ALASKA REVISITED: Part II
Through the courtesy of Lester and John Lines, the owners & operators of the Aurora Mining Company, Tim Sawyer and I had set up our camp on Harrison Creek in the East Crazy Mountains of east-central Alaska.
This being grizzly country, we armed ourselves accordingly, carrying a high powered rifle and a .44 magnum wherever we went. A couple weeks before our arrival, seven grizzlies had been spotted ambling down the grassy slope of Mastodon Dome (so called for the prehistoric remains once unearthed on the site). All seven bears eventually made their way to the Lines’ camp, passing through without incident. An avid hunter, Tim had seen the big bears up close, the previous year taking a grizzly measuring nearly nine feet.
Also in camp was “Pete” the German shepherd. A few years earlier a friend of John Lines noticed a puppy that had its snout wrapped with duct tape to keep it from barking. John's friend removed the duct tape and threatened to tell the authorities before leaving with the dog. The dog was then placed with John and the two became best friends.
Prospecting was a lot of work. Tim donned a diver’s dry suit and vacuumed the bottom of the creek, sending rocks & sediment up a hose and onto a small floating dredge where it was deposited onto a small sluice. Gold, being the second heaviest element, sank to the bottom of the sluice before it could be washed out the back.
While Tim worked the dredge, I used a pick and shovel along the creek bank, shoveling rocks, mud and sediment into five gallon pails until they were half full. Adding water, I swished it around some, before pouring the contents into a sluice set up in the creek. Sometimes, after the cloudy water passed through, flecks of “color” were visible on the bottom of the sluice. That was gold. We then washed off the sluice pad into another bucket, before transferring it into a pan. Using a little bit of water, you gently tilted the pan back and forth, allowing the water to wash away silt, exposing the gold. Generally, in a streamside operation, any gold left in the pan was so small you needed an eye dropper to pick it up. It was then transferred into a glass vial.

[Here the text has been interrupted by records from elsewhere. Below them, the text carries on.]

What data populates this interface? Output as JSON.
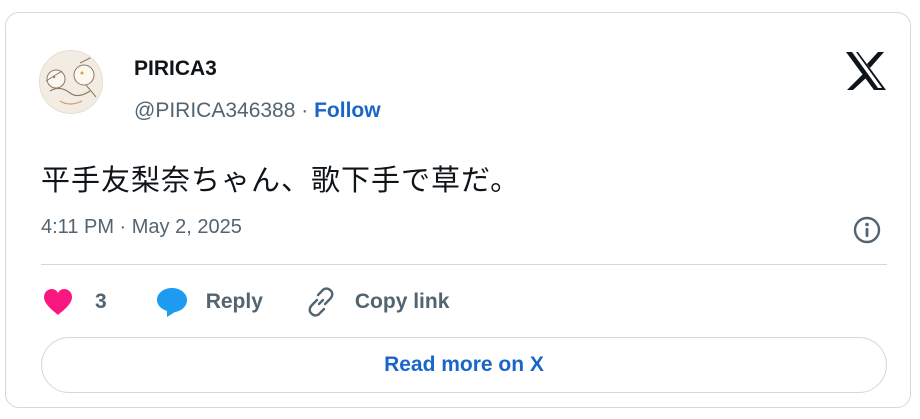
{
  "user": {
    "name": "PIRICA3",
    "handle": "@PIRICA346388",
    "separator": "·",
    "follow_label": "Follow"
  },
  "tweet": {
    "text": "平手友梨奈ちゃん、歌下手で草だ。",
    "timestamp": "4:11 PM · May 2, 2025"
  },
  "actions": {
    "like_count": "3",
    "reply_label": "Reply",
    "copy_label": "Copy link"
  },
  "read_more_label": "Read more on X",
  "colors": {
    "like": "#f91880",
    "reply": "#1d9bf0",
    "link": "#1a66c8",
    "text": "#0f1419",
    "muted": "#536471",
    "border": "#cfd9de"
  },
  "icons": [
    "x-logo-icon",
    "info-icon",
    "heart-icon",
    "reply-bubble-icon",
    "link-icon"
  ]
}
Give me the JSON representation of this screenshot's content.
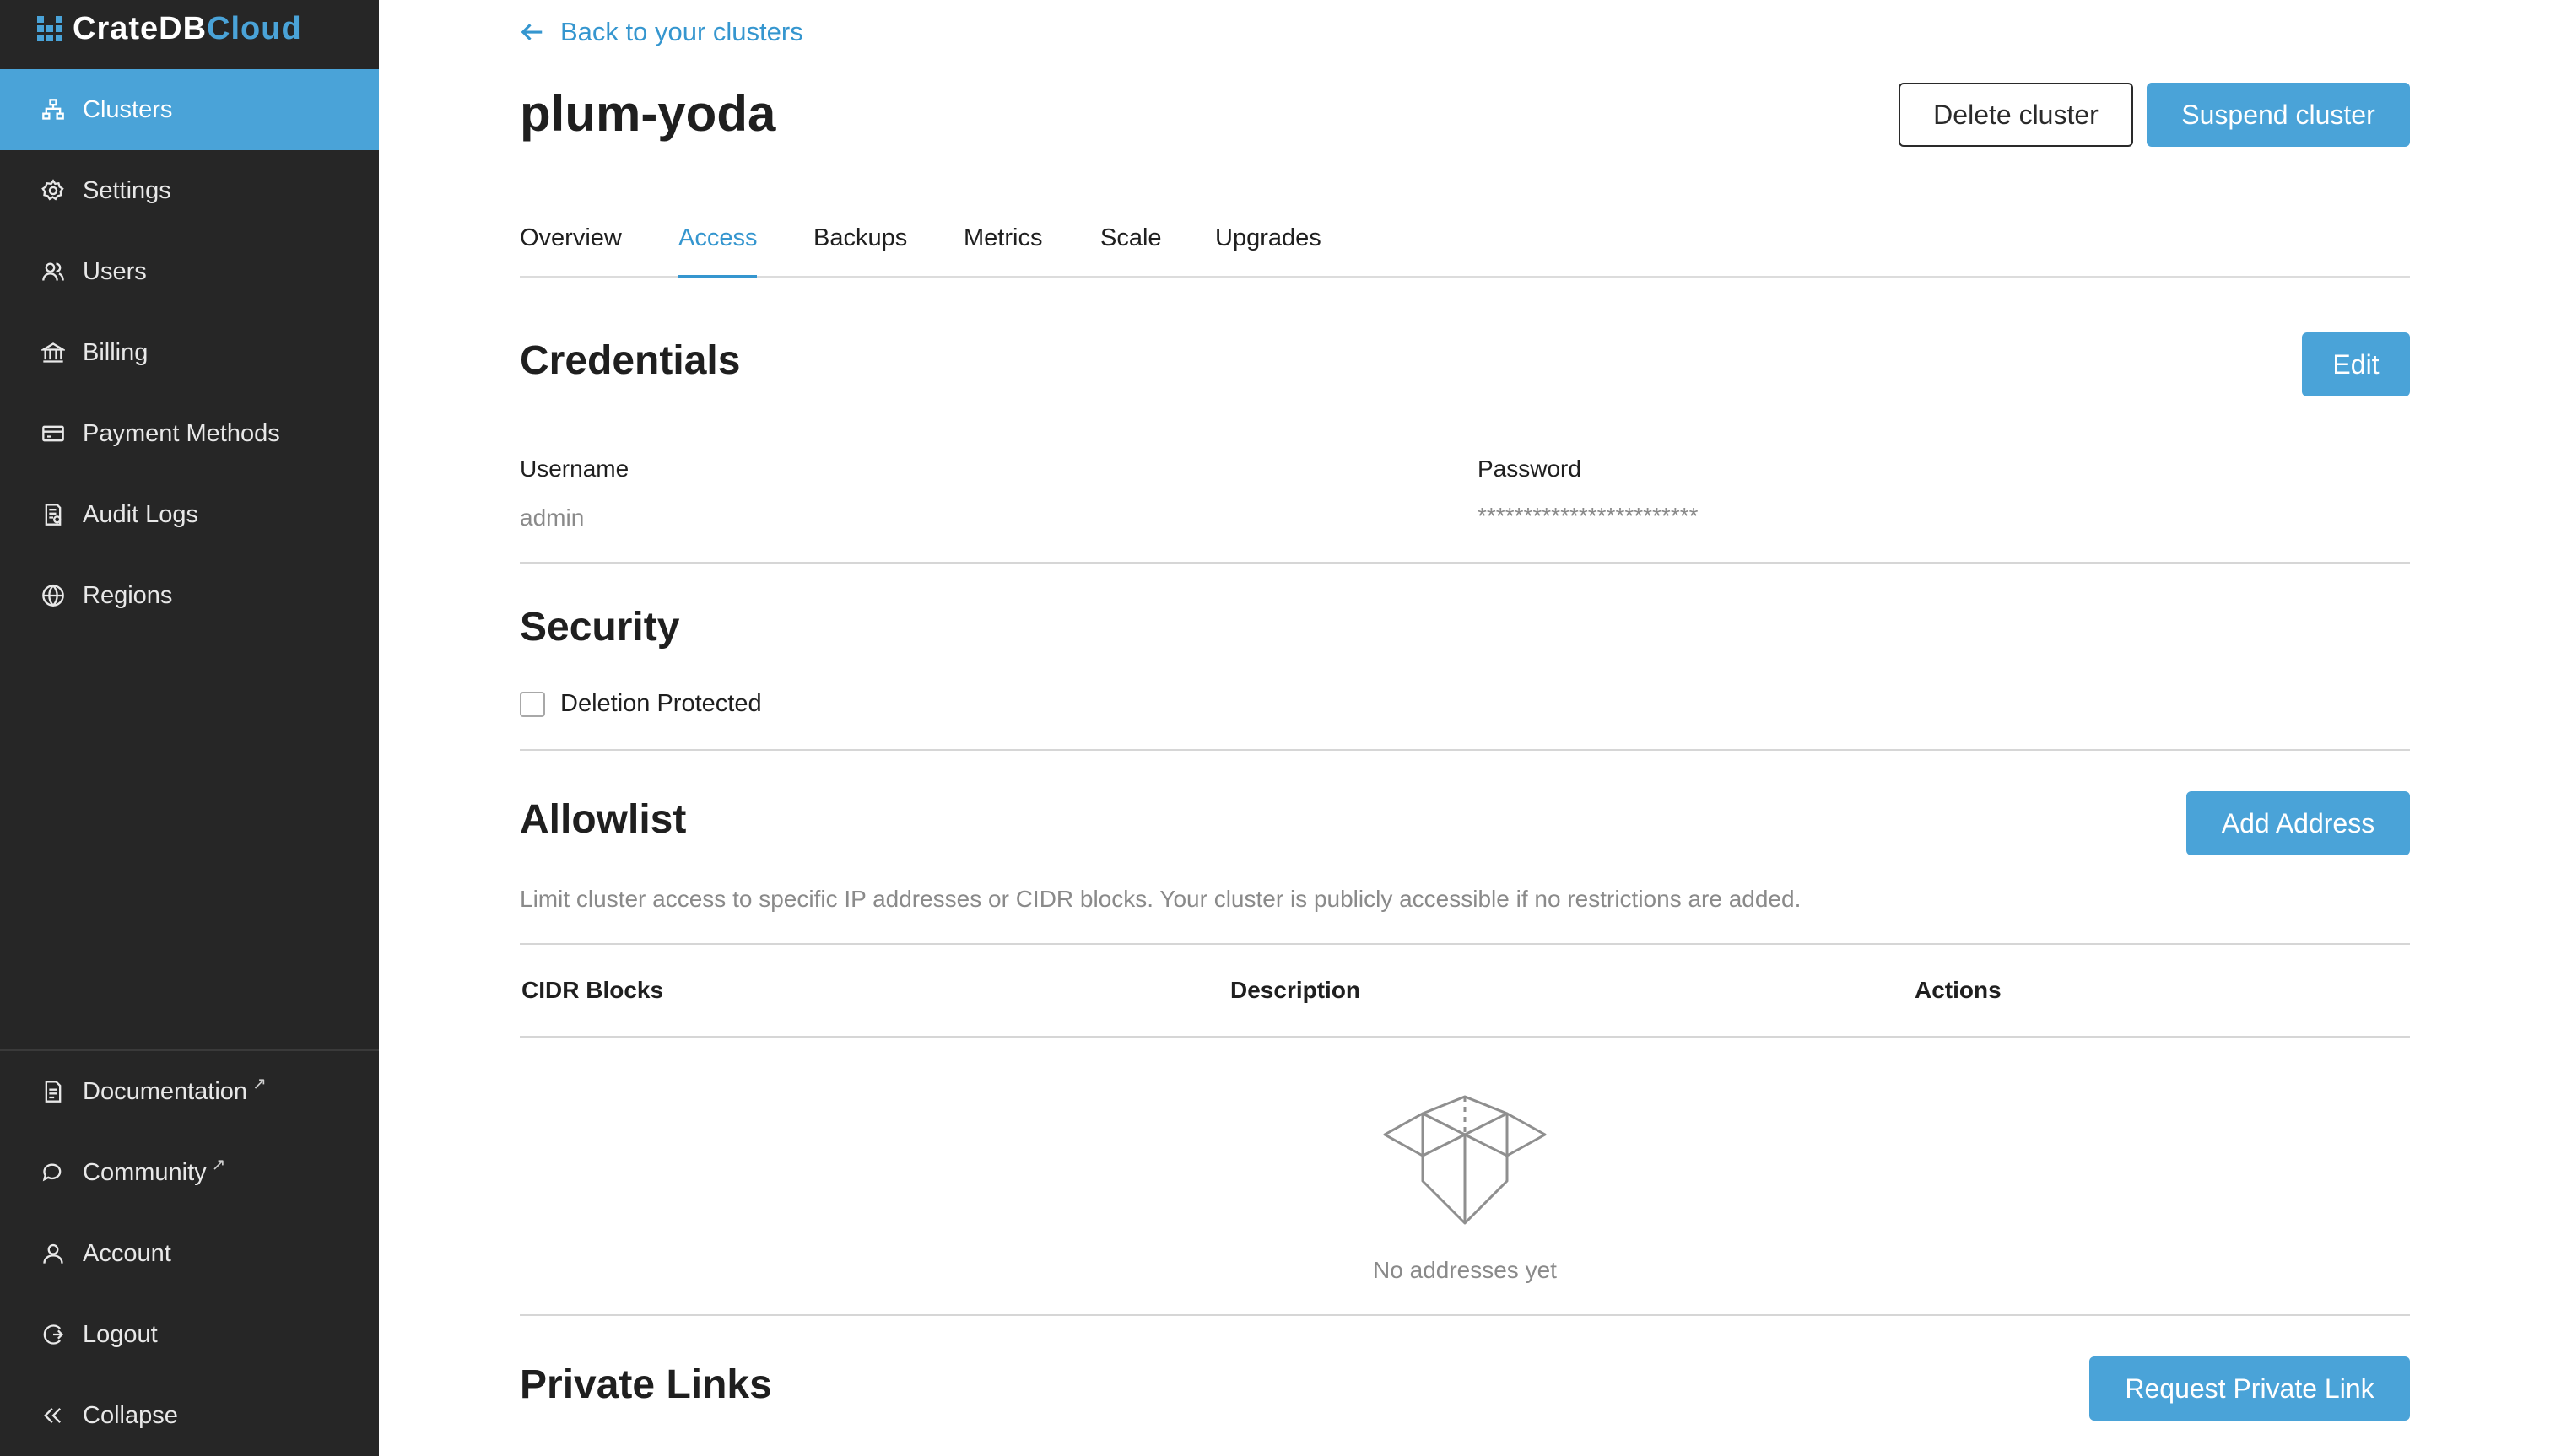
{
  "brand": {
    "part1": "CrateDB",
    "part2": "Cloud",
    "accent": "#4aa3d8"
  },
  "sidebar": {
    "items": [
      {
        "label": "Clusters",
        "icon": "clusters-icon",
        "active": true
      },
      {
        "label": "Settings",
        "icon": "gear-icon"
      },
      {
        "label": "Users",
        "icon": "users-icon"
      },
      {
        "label": "Billing",
        "icon": "bank-icon"
      },
      {
        "label": "Payment Methods",
        "icon": "credit-card-icon"
      },
      {
        "label": "Audit Logs",
        "icon": "audit-log-icon"
      },
      {
        "label": "Regions",
        "icon": "globe-icon"
      }
    ],
    "bottom_items": [
      {
        "label": "Documentation",
        "icon": "document-icon",
        "external": true
      },
      {
        "label": "Community",
        "icon": "chat-icon",
        "external": true
      },
      {
        "label": "Account",
        "icon": "user-icon"
      },
      {
        "label": "Logout",
        "icon": "logout-icon"
      },
      {
        "label": "Collapse",
        "icon": "double-chevron-left-icon"
      }
    ],
    "external_glyph": "↗"
  },
  "header": {
    "back_link": "Back to your clusters",
    "title": "plum-yoda",
    "delete_button": "Delete cluster",
    "suspend_button": "Suspend cluster"
  },
  "tabs": [
    {
      "label": "Overview"
    },
    {
      "label": "Access",
      "active": true
    },
    {
      "label": "Backups"
    },
    {
      "label": "Metrics"
    },
    {
      "label": "Scale"
    },
    {
      "label": "Upgrades"
    }
  ],
  "credentials": {
    "title": "Credentials",
    "edit_button": "Edit",
    "username_label": "Username",
    "username_value": "admin",
    "password_label": "Password",
    "password_value": "************************"
  },
  "security": {
    "title": "Security",
    "deletion_protected_label": "Deletion Protected",
    "deletion_protected_checked": false
  },
  "allowlist": {
    "title": "Allowlist",
    "add_button": "Add Address",
    "description": "Limit cluster access to specific IP addresses or CIDR blocks. Your cluster is publicly accessible if no restrictions are added.",
    "columns": [
      "CIDR Blocks",
      "Description",
      "Actions"
    ],
    "empty_text": "No addresses yet"
  },
  "private_links": {
    "title": "Private Links",
    "request_button": "Request Private Link"
  }
}
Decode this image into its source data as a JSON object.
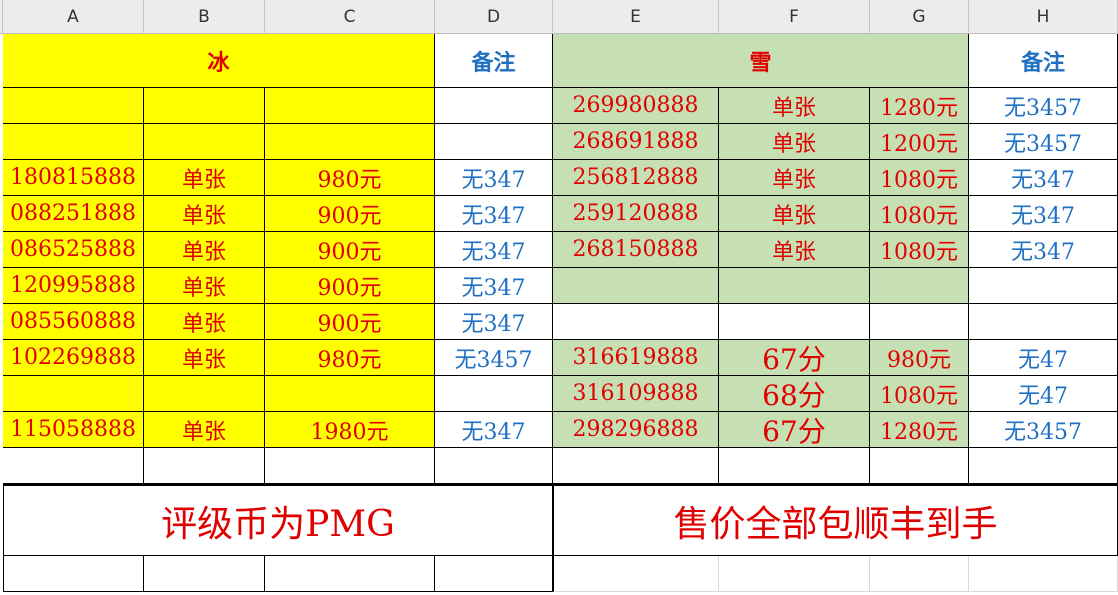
{
  "columns": [
    "A",
    "B",
    "C",
    "D",
    "E",
    "F",
    "G",
    "H"
  ],
  "left": {
    "title": "冰",
    "note_header": "备注",
    "rows": [
      {
        "num": "",
        "type": "",
        "price": "",
        "note": ""
      },
      {
        "num": "",
        "type": "",
        "price": "",
        "note": ""
      },
      {
        "num": "180815888",
        "type": "单张",
        "price": "980元",
        "note": "无347"
      },
      {
        "num": "088251888",
        "type": "单张",
        "price": "900元",
        "note": "无347"
      },
      {
        "num": "086525888",
        "type": "单张",
        "price": "900元",
        "note": "无347"
      },
      {
        "num": "120995888",
        "type": "单张",
        "price": "900元",
        "note": "无347"
      },
      {
        "num": "085560888",
        "type": "单张",
        "price": "900元",
        "note": "无347"
      },
      {
        "num": "102269888",
        "type": "单张",
        "price": "980元",
        "note": "无3457"
      },
      {
        "num": "",
        "type": "",
        "price": "",
        "note": ""
      },
      {
        "num": "115058888",
        "type": "单张",
        "price": "1980元",
        "note": "无347"
      }
    ]
  },
  "right": {
    "title": "雪",
    "note_header": "备注",
    "rows": [
      {
        "num": "269980888",
        "type": "单张",
        "price": "1280元",
        "note": "无3457"
      },
      {
        "num": "268691888",
        "type": "单张",
        "price": "1200元",
        "note": "无3457"
      },
      {
        "num": "256812888",
        "type": "单张",
        "price": "1080元",
        "note": "无347"
      },
      {
        "num": "259120888",
        "type": "单张",
        "price": "1080元",
        "note": "无347"
      },
      {
        "num": "268150888",
        "type": "单张",
        "price": "1080元",
        "note": "无347"
      },
      {
        "num": "",
        "type": "",
        "price": "",
        "note": ""
      },
      {
        "num": "",
        "type": "",
        "price": "",
        "note": ""
      },
      {
        "num": "316619888",
        "type": "67分",
        "price": "980元",
        "note": "无47"
      },
      {
        "num": "316109888",
        "type": "68分",
        "price": "1080元",
        "note": "无47"
      },
      {
        "num": "298296888",
        "type": "67分",
        "price": "1280元",
        "note": "无3457"
      }
    ]
  },
  "footer": {
    "left": "评级币为PMG",
    "right": "售价全部包顺丰到手"
  },
  "colors": {
    "left_fill": "#ffff00",
    "right_fill": "#c6e0b4",
    "value_red": "#e10000",
    "note_blue": "#1f6fc2"
  }
}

Though our work yielded minimal returns, it had been a good experience. Still, I was ready to try something else. There were grayling in Harrison Creek and after ten days of prospecting I was ready to go fishing.
Ten days into our stay the weather turned and Tim thought it a good idea to take a field trip. We backtracked the fourteen miles through the East Crazy Mountains, only now there was a slight difference. Three days of rainy weather had reduced the graded secondary road to muddy ruts – three hours worth – until we reached the Steese Highway once again. Not so surprisingly, we weren’t on the highway long when we hit dry weather once again.
We traveled to the settlement of Circle, Alaska, on the banks of the Yukon River. There we came across one of the locals selling books out of a large tent. For $1.25 I purchased two books, one being Hemingway’s, The Old Man and the Sea, the other was Phillip Keller’s, A Shepherd Looks At Psalm 23.
Our next stop was just down the road, at Circle Hot Springs, and a relaxing swim in water over 100 degrees Fahrenheit. Outasight! Just what the doctor ordered. The next morning we made one final stop before returning to base camp. We had breakfast in yet another tiny settlement, this one called Central. This was a real treat, as breakfast in camp each day had consisted of oatmeal and half an orange.
It was also in Central where I spotted a pay phone. It was eleven o’clock in the morning. That meant it was 7 am in Batavia and Claudia hadn’t left for work yet. The phone rang twice before she picked up. “Hello?” It was good to hear her voice. “Hi Honey. I miss you. Can we have cavatelle, meatballs and sausage when I get home?”
Next stop: the Arctic Circle.